Edsall Kromm says she couldn't have been more surprised to discover that pregnancy - to her, the last possible cause for her persistent tiredness - was the reason she'd been feeling so run-down.
"When I learnt I was expecting last June I said, 'Oh my God! This is ridiculous,'" she recalls, considering all that she and her husband, Jonathan Kromm, had gone through. "We were both joyous, but also a little freaked out. It seemed so incredibly random. We were beyond dumbfounded."
This story has its beginnings in 1981, when Edsall Kromm was three and growing up in Annapolis. She was diagnosed with Wilms' tumor, a kidney cancer that primarily occurs in young children. Doctors removed her left kidney and diagnosed her cancer as stage 4. She underwent two more surgeries, along with outpatient chemotherapy and radiation, between the ages of three and six.
She went on to lead a normal, healthy life. She met her husband when they both worked for the American Cancer Society, and they married in 2006.
By 2014, the couple had arranged to have a child through a surrogate after exhausting other methods.

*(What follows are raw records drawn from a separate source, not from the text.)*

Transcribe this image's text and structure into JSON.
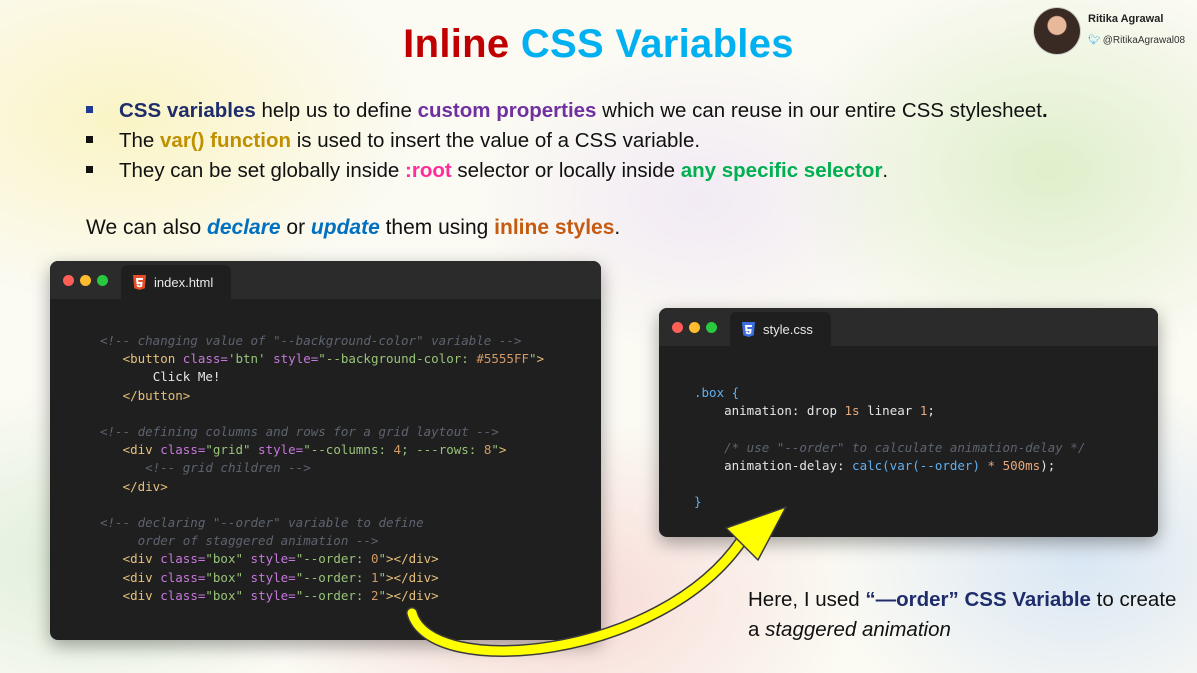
{
  "title": {
    "part1": "Inline",
    "part2": "CSS Variables"
  },
  "author": {
    "name": "Ritika Agrawal",
    "handle": "@RitikaAgrawal08",
    "avatar": "avatar-photo",
    "twitter_icon": "twitter-bird-icon"
  },
  "bullets": [
    {
      "b1": "CSS variables",
      "t1": " help us to define ",
      "b2": "custom properties",
      "t2": " which we can reuse in our entire CSS stylesheet",
      "end": "."
    },
    {
      "t0": "The ",
      "b1": "var() function",
      "t1": " is used to insert the value of a CSS variable."
    },
    {
      "t0": "They can be set globally inside ",
      "b1": ":root",
      "t1": " selector or locally inside ",
      "b2": "any specific selector",
      "t2": "."
    }
  ],
  "intro": {
    "t0": "We can also ",
    "e1": "declare",
    "t1": " or ",
    "e2": "update",
    "t2": " them using ",
    "b1": "inline styles",
    "end": "."
  },
  "html_window": {
    "filename": "index.html",
    "icon": "html5-icon",
    "lines": {
      "c1": "<!-- changing value of \"--background-color\" variable -->",
      "l1a": "<button",
      "l1b": " class=",
      "l1c": "'btn'",
      "l1d": " style=",
      "l1e": "\"--background-color: ",
      "l1f": "#5555FF",
      "l1g": "\"",
      "l1h": ">",
      "l2": "Click Me!",
      "l3": "</button>",
      "c2": "<!-- defining columns and rows for a grid laytout -->",
      "l4a": "<div",
      "l4b": " class=",
      "l4c": "\"grid\"",
      "l4d": " style=",
      "l4e": "\"--columns: ",
      "l4f": "4",
      "l4g": "; ---rows: ",
      "l4h": "8",
      "l4i": "\"",
      "l4j": ">",
      "c3": "<!-- grid children -->",
      "l5": "</div>",
      "c4a": "<!-- declaring \"--order\" variable to define",
      "c4b": "order of staggered animation -->",
      "r0a": "<div",
      "r0b": " class=",
      "r0c": "\"box\"",
      "r0d": " style=",
      "r0e": "\"--order: ",
      "r0f": "0",
      "r0g": "\"",
      "r0h": "></div>",
      "r1a": "<div",
      "r1b": " class=",
      "r1c": "\"box\"",
      "r1d": " style=",
      "r1e": "\"--order: ",
      "r1f": "1",
      "r1g": "\"",
      "r1h": "></div>",
      "r2a": "<div",
      "r2b": " class=",
      "r2c": "\"box\"",
      "r2d": " style=",
      "r2e": "\"--order: ",
      "r2f": "2",
      "r2g": "\"",
      "r2h": "></div>"
    }
  },
  "css_window": {
    "filename": "style.css",
    "icon": "css3-icon",
    "lines": {
      "sel": ".box {",
      "p1a": "animation: drop ",
      "p1b": "1s",
      "p1c": " linear ",
      "p1d": "1",
      "p1e": ";",
      "cm": "/* use \"--order\" to calculate animation-delay */",
      "p2a": "animation-delay: ",
      "p2b": "calc(var(--order)",
      "p2c": " * ",
      "p2d": "500ms",
      "p2e": ");",
      "close": "}"
    }
  },
  "note": {
    "t0": "Here, I used ",
    "b1": "“—order” CSS Variable",
    "t1": " to create a ",
    "e1": "staggered animation"
  },
  "colors": {
    "title_red": "#c00000",
    "title_blue": "#00b0f0",
    "arrow": "#ffff00"
  }
}
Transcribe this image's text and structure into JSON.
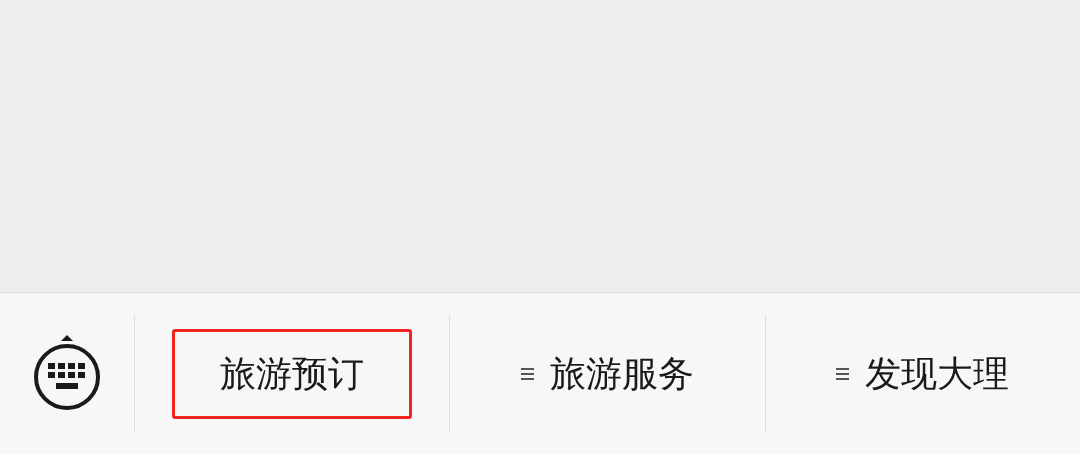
{
  "menu_bar": {
    "items": [
      {
        "label": "旅游预订",
        "has_submenu": false,
        "highlighted": true
      },
      {
        "label": "旅游服务",
        "has_submenu": true,
        "highlighted": false
      },
      {
        "label": "发现大理",
        "has_submenu": true,
        "highlighted": false
      }
    ]
  }
}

In June of last year, when their surrogate was about halfway through her pregnancy, Edsall Kromm finally acknowledged that she hadn't been feeling well for a few weeks. She had been busy volunteering and attending doctor's appointments with the surrogate, and she had initially chalked up her fatigue to long hours.
Because of her childhood illness, Edsall Kromm's doctor ordered a nuclear scan, which required a negative pregnancy test before they could proceed. That's when two pink lines brought the couple's world to a standstill.
The home pregnancy test was positive, and a different type of testing was in order.
"When we saw the baby's heartbeat, I lost it. Jon lost it," she says of her first ultrasound exam. "We had spent all of our time, money and energy working with our surrogate, who is a very important person in our lives. It was a total psychological investment that we were already happy with."
They began facing uncertainties they'd never anticipated, such as how to handle Edsall Kromm's maternity leave when their babies' due dates were within months of one another.
"We knew we could prepare for a second baby and that we could take care of me," she said. "Everything else we figured we would face when it happened."
Baby Linny weighed 3.26kg at birth and had no complications. But Millie weighed just 907 grams and had health issues, including a dislocated hip and leg, underdeveloped lungs, and a hole between the chambers of the heart. She stayed in the neonatal intensive care unit for three months.
While physicians continue to closely monitor Millie, Edsall Kromm says the couple was told that "within a year we won't know the difference" in the girls' development, despite the wide disparity in their gestational ages at birth.
"Jon and I are both goal-oriented, and we knew we would figure out a way to have a family," she says. "But Millie came home feisty and determined, and we know we are very, very lucky."
Jonathan Kromm says the couple's road to parenthood was "physically and emotionally taxing at times", though they'd done their research beforehand. "We went into this with our eyes wide open and with doctors who helped us learn what to expect and how to assess each situation."
Despite that, there was one thing they couldn't predict, he says. "How do you emotionally prepare for something like this? You don't. Elizabeth is so strong and so capable, and that made it that much easier.
"Every morning I wake up now and look at the girls, and I'm like, "Wow. All the puzzle pieces actually came together,'" he says.
Now that she's on the other side of the experience, Edsall Kromm has some advice for others hoping to start a family: Remember how much is beyond anyone's control.
"Give yourself the opportunity to feel bad, but plan for what you can and be grateful," she says.
"It may not be elegant and it may not be pretty, but there's no one way to make a family. Believe you're going to get there somehow."
The Baltimore Sun